- ASSIGNMENT
In your copy, the records appear word for word and the pictures do not appear at all.

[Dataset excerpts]

-- Opening Marker --

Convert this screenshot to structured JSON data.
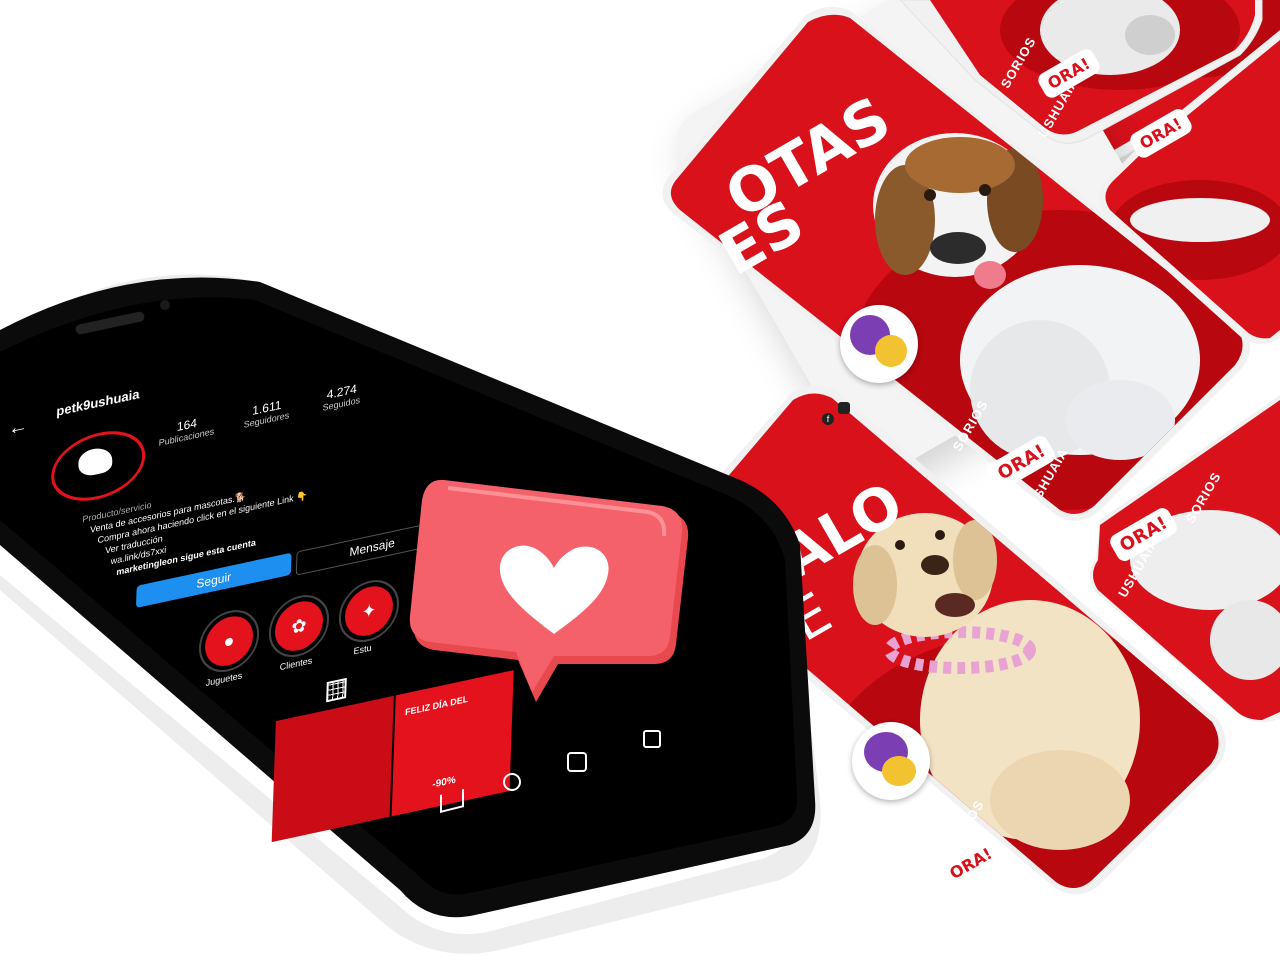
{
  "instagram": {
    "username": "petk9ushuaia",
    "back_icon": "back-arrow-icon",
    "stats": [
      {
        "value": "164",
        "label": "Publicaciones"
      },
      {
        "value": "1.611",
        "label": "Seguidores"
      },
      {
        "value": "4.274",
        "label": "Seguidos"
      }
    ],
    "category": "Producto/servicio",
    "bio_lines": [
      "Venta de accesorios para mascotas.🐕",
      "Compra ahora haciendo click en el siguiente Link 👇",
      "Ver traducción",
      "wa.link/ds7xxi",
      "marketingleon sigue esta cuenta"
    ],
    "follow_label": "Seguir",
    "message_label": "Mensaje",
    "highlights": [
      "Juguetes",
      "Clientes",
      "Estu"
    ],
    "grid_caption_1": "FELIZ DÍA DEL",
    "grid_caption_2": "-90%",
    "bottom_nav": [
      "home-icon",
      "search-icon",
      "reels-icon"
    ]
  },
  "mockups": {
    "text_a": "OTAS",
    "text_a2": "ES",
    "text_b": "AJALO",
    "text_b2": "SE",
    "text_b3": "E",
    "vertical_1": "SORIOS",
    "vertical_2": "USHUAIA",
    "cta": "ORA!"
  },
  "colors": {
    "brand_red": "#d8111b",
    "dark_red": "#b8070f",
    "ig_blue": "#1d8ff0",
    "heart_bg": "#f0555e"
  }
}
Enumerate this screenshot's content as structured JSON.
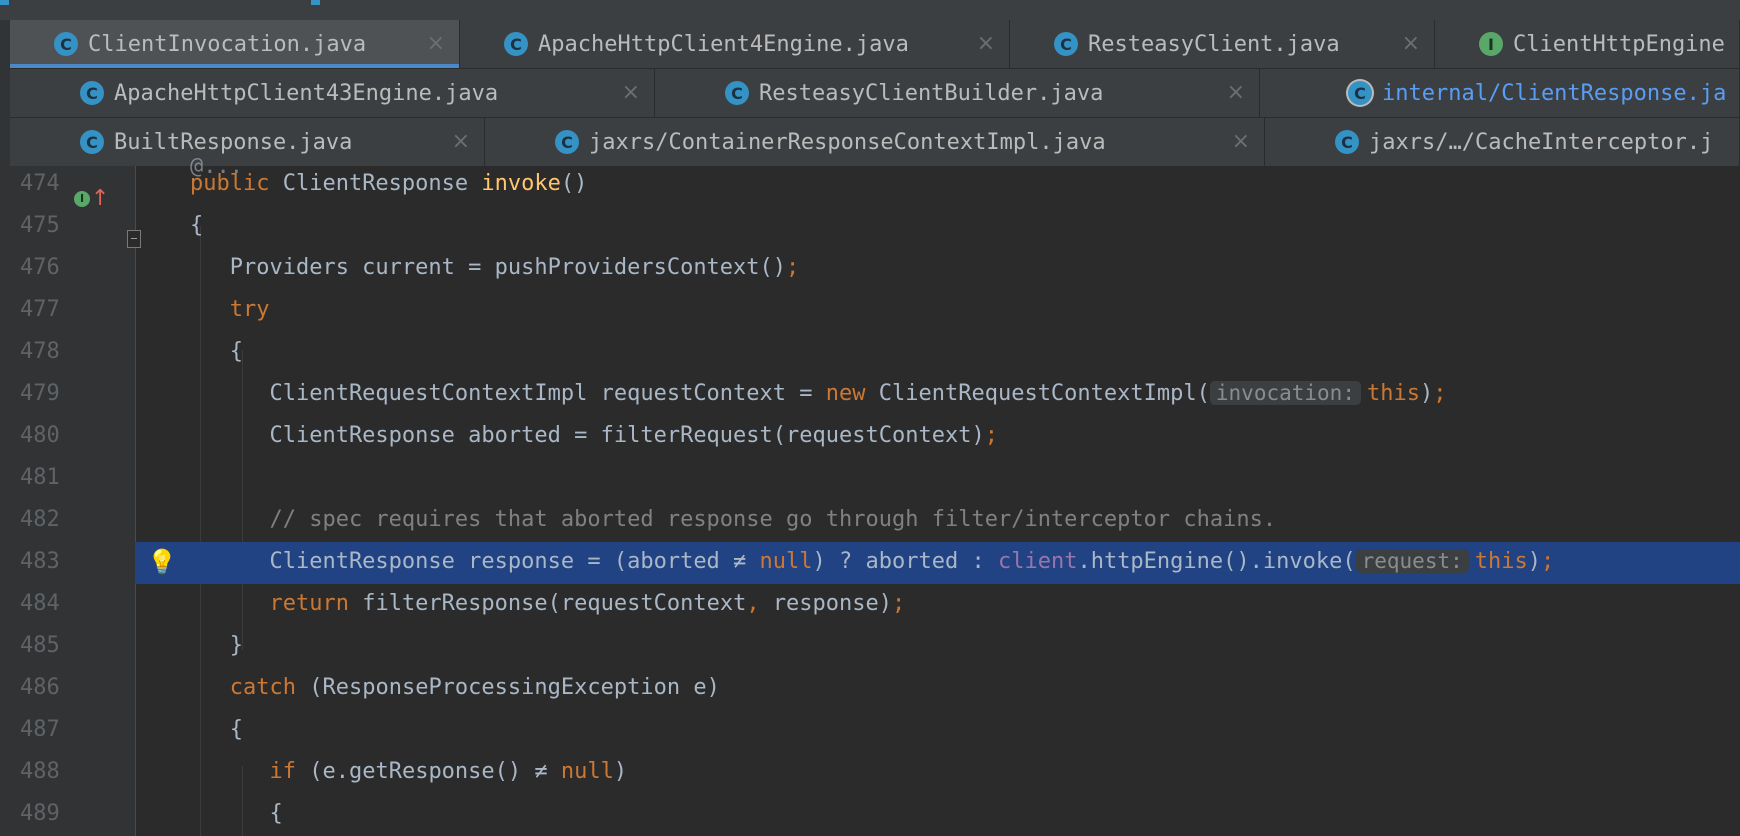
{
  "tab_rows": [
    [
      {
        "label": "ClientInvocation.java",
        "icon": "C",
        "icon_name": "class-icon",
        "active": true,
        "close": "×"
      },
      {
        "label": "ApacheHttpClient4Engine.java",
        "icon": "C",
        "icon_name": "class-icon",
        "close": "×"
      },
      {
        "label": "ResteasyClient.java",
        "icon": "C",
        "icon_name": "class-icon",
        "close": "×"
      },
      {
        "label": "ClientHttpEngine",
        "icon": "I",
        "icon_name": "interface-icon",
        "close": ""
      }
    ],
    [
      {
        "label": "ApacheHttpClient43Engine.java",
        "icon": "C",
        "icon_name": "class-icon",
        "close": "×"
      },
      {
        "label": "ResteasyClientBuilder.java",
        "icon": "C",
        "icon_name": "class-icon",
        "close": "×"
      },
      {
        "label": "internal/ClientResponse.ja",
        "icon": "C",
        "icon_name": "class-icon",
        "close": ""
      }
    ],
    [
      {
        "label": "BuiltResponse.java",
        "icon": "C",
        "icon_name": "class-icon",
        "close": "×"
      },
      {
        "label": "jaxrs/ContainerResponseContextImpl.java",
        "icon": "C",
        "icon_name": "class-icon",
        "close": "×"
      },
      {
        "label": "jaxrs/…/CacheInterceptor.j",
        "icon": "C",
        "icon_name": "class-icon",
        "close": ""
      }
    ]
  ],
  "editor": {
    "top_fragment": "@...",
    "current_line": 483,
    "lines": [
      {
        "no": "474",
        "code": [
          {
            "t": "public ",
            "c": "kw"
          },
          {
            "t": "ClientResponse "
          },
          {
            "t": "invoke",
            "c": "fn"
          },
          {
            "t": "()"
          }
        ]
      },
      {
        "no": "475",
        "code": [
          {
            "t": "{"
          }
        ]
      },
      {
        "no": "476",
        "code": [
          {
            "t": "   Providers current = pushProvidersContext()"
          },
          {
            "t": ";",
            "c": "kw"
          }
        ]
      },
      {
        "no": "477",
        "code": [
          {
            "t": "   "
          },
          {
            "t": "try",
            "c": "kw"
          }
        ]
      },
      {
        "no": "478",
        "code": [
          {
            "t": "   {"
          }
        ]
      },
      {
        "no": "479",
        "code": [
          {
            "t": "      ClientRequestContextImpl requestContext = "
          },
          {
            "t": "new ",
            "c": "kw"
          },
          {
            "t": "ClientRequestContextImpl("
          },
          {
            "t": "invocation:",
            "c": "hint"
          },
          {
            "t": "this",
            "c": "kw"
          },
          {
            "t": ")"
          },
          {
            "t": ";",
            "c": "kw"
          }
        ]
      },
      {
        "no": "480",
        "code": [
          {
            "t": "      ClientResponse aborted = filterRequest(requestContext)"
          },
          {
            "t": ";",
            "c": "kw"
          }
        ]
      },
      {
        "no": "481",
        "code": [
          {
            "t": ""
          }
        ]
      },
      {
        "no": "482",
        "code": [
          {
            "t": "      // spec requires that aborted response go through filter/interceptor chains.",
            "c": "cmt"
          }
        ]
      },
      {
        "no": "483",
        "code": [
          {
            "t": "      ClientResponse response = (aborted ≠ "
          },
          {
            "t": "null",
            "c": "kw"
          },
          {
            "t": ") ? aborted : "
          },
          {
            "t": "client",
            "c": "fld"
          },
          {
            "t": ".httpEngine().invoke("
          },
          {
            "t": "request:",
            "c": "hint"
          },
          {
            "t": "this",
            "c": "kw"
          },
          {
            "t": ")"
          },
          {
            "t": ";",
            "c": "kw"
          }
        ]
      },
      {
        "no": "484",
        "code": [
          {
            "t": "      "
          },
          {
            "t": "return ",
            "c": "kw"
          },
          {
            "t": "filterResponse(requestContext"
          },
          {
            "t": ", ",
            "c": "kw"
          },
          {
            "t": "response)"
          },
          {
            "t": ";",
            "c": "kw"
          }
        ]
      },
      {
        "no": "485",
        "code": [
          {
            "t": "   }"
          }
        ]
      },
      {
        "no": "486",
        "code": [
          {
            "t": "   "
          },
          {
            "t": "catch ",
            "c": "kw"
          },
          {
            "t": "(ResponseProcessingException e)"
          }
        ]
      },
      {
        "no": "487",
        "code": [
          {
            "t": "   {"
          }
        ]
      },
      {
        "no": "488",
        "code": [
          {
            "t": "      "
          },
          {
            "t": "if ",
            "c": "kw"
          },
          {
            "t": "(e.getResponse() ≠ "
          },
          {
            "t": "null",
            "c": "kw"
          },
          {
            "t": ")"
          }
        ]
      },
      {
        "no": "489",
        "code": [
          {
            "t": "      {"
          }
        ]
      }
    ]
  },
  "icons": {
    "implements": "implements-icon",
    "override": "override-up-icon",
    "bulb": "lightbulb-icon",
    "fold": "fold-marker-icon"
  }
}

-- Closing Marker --

- ANSWER TO THIS TASK
Convert this screenshot to structured JSON data.
{
  "instagram": {
    "username": "petk9ushuaia",
    "back_icon": "back-arrow-icon",
    "stats": [
      {
        "value": "164",
        "label": "Publicaciones"
      },
      {
        "value": "1.611",
        "label": "Seguidores"
      },
      {
        "value": "4.274",
        "label": "Seguidos"
      }
    ],
    "category": "Producto/servicio",
    "bio_lines": [
      "Venta de accesorios para mascotas.🐕",
      "Compra ahora haciendo click en el siguiente Link 👇",
      "Ver traducción",
      "wa.link/ds7xxi",
      "marketingleon sigue esta cuenta"
    ],
    "follow_label": "Seguir",
    "message_label": "Mensaje",
    "highlights": [
      "Juguetes",
      "Clientes",
      "Estu"
    ],
    "grid_caption_1": "FELIZ DÍA DEL",
    "grid_caption_2": "-90%",
    "bottom_nav": [
      "home-icon",
      "search-icon",
      "reels-icon"
    ]
  },
  "mockups": {
    "text_a": "OTAS",
    "text_a2": "ES",
    "text_b": "AJALO",
    "text_b2": "SE",
    "text_b3": "E",
    "vertical_1": "SORIOS",
    "vertical_2": "USHUAIA",
    "cta": "ORA!"
  },
  "colors": {
    "brand_red": "#d8111b",
    "dark_red": "#b8070f",
    "ig_blue": "#1d8ff0",
    "heart_bg": "#f0555e"
  }
}
Enumerate this screenshot's content as structured JSON.
{
  "tab_rows": [
    [
      {
        "label": "ClientInvocation.java",
        "icon": "C",
        "icon_name": "class-icon",
        "active": true,
        "close": "×"
      },
      {
        "label": "ApacheHttpClient4Engine.java",
        "icon": "C",
        "icon_name": "class-icon",
        "close": "×"
      },
      {
        "label": "ResteasyClient.java",
        "icon": "C",
        "icon_name": "class-icon",
        "close": "×"
      },
      {
        "label": "ClientHttpEngine",
        "icon": "I",
        "icon_name": "interface-icon",
        "close": ""
      }
    ],
    [
      {
        "label": "ApacheHttpClient43Engine.java",
        "icon": "C",
        "icon_name": "class-icon",
        "close": "×"
      },
      {
        "label": "ResteasyClientBuilder.java",
        "icon": "C",
        "icon_name": "class-icon",
        "close": "×"
      },
      {
        "label": "internal/ClientResponse.ja",
        "icon": "C",
        "icon_name": "class-icon",
        "close": ""
      }
    ],
    [
      {
        "label": "BuiltResponse.java",
        "icon": "C",
        "icon_name": "class-icon",
        "close": "×"
      },
      {
        "label": "jaxrs/ContainerResponseContextImpl.java",
        "icon": "C",
        "icon_name": "class-icon",
        "close": "×"
      },
      {
        "label": "jaxrs/…/CacheInterceptor.j",
        "icon": "C",
        "icon_name": "class-icon",
        "close": ""
      }
    ]
  ],
  "editor": {
    "top_fragment": "@...",
    "current_line": 483,
    "lines": [
      {
        "no": "474",
        "code": [
          {
            "t": "public ",
            "c": "kw"
          },
          {
            "t": "ClientResponse "
          },
          {
            "t": "invoke",
            "c": "fn"
          },
          {
            "t": "()"
          }
        ]
      },
      {
        "no": "475",
        "code": [
          {
            "t": "{"
          }
        ]
      },
      {
        "no": "476",
        "code": [
          {
            "t": "   Providers current = pushProvidersContext()"
          },
          {
            "t": ";",
            "c": "kw"
          }
        ]
      },
      {
        "no": "477",
        "code": [
          {
            "t": "   "
          },
          {
            "t": "try",
            "c": "kw"
          }
        ]
      },
      {
        "no": "478",
        "code": [
          {
            "t": "   {"
          }
        ]
      },
      {
        "no": "479",
        "code": [
          {
            "t": "      ClientRequestContextImpl requestContext = "
          },
          {
            "t": "new ",
            "c": "kw"
          },
          {
            "t": "ClientRequestContextImpl("
          },
          {
            "t": "invocation:",
            "c": "hint"
          },
          {
            "t": "this",
            "c": "kw"
          },
          {
            "t": ")"
          },
          {
            "t": ";",
            "c": "kw"
          }
        ]
      },
      {
        "no": "480",
        "code": [
          {
            "t": "      ClientResponse aborted = filterRequest(requestContext)"
          },
          {
            "t": ";",
            "c": "kw"
          }
        ]
      },
      {
        "no": "481",
        "code": [
          {
            "t": ""
          }
        ]
      },
      {
        "no": "482",
        "code": [
          {
            "t": "      // spec requires that aborted response go through filter/interceptor chains.",
            "c": "cmt"
          }
        ]
      },
      {
        "no": "483",
        "code": [
          {
            "t": "      ClientResponse response = (aborted ≠ "
          },
          {
            "t": "null",
            "c": "kw"
          },
          {
            "t": ") ? aborted : "
          },
          {
            "t": "client",
            "c": "fld"
          },
          {
            "t": ".httpEngine().invoke("
          },
          {
            "t": "request:",
            "c": "hint"
          },
          {
            "t": "this",
            "c": "kw"
          },
          {
            "t": ")"
          },
          {
            "t": ";",
            "c": "kw"
          }
        ]
      },
      {
        "no": "484",
        "code": [
          {
            "t": "      "
          },
          {
            "t": "return ",
            "c": "kw"
          },
          {
            "t": "filterResponse(requestContext"
          },
          {
            "t": ", ",
            "c": "kw"
          },
          {
            "t": "response)"
          },
          {
            "t": ";",
            "c": "kw"
          }
        ]
      },
      {
        "no": "485",
        "code": [
          {
            "t": "   }"
          }
        ]
      },
      {
        "no": "486",
        "code": [
          {
            "t": "   "
          },
          {
            "t": "catch ",
            "c": "kw"
          },
          {
            "t": "(ResponseProcessingException e)"
          }
        ]
      },
      {
        "no": "487",
        "code": [
          {
            "t": "   {"
          }
        ]
      },
      {
        "no": "488",
        "code": [
          {
            "t": "      "
          },
          {
            "t": "if ",
            "c": "kw"
          },
          {
            "t": "(e.getResponse() ≠ "
          },
          {
            "t": "null",
            "c": "kw"
          },
          {
            "t": ")"
          }
        ]
      },
      {
        "no": "489",
        "code": [
          {
            "t": "      {"
          }
        ]
      }
    ]
  },
  "icons": {
    "implements": "implements-icon",
    "override": "override-up-icon",
    "bulb": "lightbulb-icon",
    "fold": "fold-marker-icon"
  }
}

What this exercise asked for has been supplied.